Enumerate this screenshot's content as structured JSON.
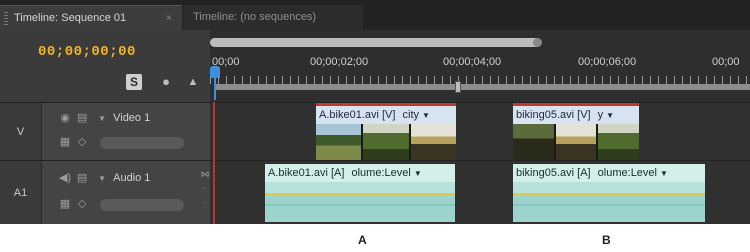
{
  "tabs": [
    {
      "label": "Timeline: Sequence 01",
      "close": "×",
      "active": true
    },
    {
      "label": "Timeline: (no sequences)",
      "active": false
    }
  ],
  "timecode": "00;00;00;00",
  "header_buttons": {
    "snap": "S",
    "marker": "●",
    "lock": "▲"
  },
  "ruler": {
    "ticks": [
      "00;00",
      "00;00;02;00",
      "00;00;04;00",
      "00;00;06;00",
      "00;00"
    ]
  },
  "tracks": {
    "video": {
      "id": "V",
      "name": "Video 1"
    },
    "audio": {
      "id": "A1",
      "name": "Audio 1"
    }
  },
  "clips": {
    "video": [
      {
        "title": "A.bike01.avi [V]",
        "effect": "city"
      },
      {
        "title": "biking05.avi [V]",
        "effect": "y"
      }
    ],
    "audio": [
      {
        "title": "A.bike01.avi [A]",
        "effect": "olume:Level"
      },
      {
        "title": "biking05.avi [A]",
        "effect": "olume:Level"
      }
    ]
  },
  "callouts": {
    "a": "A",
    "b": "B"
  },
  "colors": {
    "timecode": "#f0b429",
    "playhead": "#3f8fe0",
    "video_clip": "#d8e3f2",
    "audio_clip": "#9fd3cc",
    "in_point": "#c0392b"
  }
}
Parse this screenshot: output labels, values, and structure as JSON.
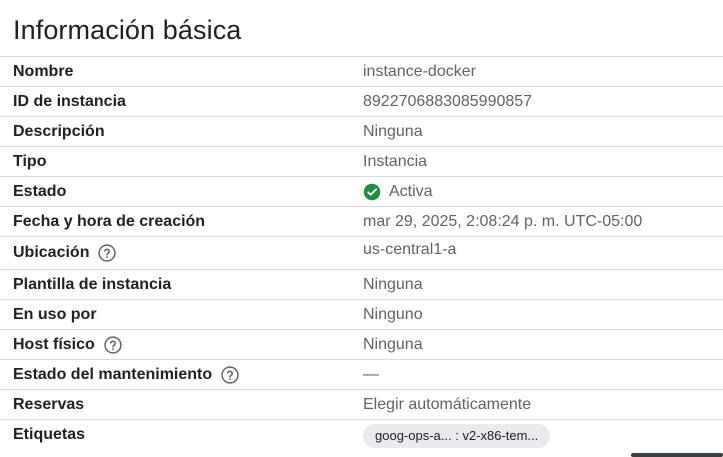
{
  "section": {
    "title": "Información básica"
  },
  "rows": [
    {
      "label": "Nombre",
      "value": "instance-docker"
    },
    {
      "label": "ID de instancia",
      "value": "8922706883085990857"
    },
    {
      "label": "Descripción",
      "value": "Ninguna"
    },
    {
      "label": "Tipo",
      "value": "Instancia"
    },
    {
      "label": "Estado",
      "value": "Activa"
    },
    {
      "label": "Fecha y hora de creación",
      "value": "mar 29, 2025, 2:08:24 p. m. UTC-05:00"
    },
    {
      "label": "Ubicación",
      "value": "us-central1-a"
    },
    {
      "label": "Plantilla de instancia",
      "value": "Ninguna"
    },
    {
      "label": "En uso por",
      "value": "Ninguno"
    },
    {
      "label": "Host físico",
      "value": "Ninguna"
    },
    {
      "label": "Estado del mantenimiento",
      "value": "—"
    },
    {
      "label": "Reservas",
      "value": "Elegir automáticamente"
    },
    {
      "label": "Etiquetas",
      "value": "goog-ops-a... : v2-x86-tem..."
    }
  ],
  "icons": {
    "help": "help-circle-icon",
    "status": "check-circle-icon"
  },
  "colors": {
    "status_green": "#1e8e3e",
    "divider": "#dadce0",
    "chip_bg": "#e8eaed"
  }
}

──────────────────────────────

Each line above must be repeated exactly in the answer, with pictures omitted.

- _Answer for the task_:
Enumerate this screenshot's content as structured JSON.
{
  "tabs": [
    {
      "label": "Timeline: Sequence 01",
      "close": "×",
      "active": true
    },
    {
      "label": "Timeline: (no sequences)",
      "active": false
    }
  ],
  "timecode": "00;00;00;00",
  "header_buttons": {
    "snap": "S",
    "marker": "●",
    "lock": "▲"
  },
  "ruler": {
    "ticks": [
      "00;00",
      "00;00;02;00",
      "00;00;04;00",
      "00;00;06;00",
      "00;00"
    ]
  },
  "tracks": {
    "video": {
      "id": "V",
      "name": "Video 1"
    },
    "audio": {
      "id": "A1",
      "name": "Audio 1"
    }
  },
  "clips": {
    "video": [
      {
        "title": "A.bike01.avi [V]",
        "effect": "city"
      },
      {
        "title": "biking05.avi [V]",
        "effect": "y"
      }
    ],
    "audio": [
      {
        "title": "A.bike01.avi [A]",
        "effect": "olume:Level"
      },
      {
        "title": "biking05.avi [A]",
        "effect": "olume:Level"
      }
    ]
  },
  "callouts": {
    "a": "A",
    "b": "B"
  },
  "colors": {
    "timecode": "#f0b429",
    "playhead": "#3f8fe0",
    "video_clip": "#d8e3f2",
    "audio_clip": "#9fd3cc",
    "in_point": "#c0392b"
  }
}
Parse this screenshot: output labels, values, and structure as JSON.
{
  "section": {
    "title": "Información básica"
  },
  "rows": [
    {
      "label": "Nombre",
      "value": "instance-docker"
    },
    {
      "label": "ID de instancia",
      "value": "8922706883085990857"
    },
    {
      "label": "Descripción",
      "value": "Ninguna"
    },
    {
      "label": "Tipo",
      "value": "Instancia"
    },
    {
      "label": "Estado",
      "value": "Activa"
    },
    {
      "label": "Fecha y hora de creación",
      "value": "mar 29, 2025, 2:08:24 p. m. UTC-05:00"
    },
    {
      "label": "Ubicación",
      "value": "us-central1-a"
    },
    {
      "label": "Plantilla de instancia",
      "value": "Ninguna"
    },
    {
      "label": "En uso por",
      "value": "Ninguno"
    },
    {
      "label": "Host físico",
      "value": "Ninguna"
    },
    {
      "label": "Estado del mantenimiento",
      "value": "—"
    },
    {
      "label": "Reservas",
      "value": "Elegir automáticamente"
    },
    {
      "label": "Etiquetas",
      "value": "goog-ops-a... : v2-x86-tem..."
    }
  ],
  "icons": {
    "help": "help-circle-icon",
    "status": "check-circle-icon"
  },
  "colors": {
    "status_green": "#1e8e3e",
    "divider": "#dadce0",
    "chip_bg": "#e8eaed"
  }
}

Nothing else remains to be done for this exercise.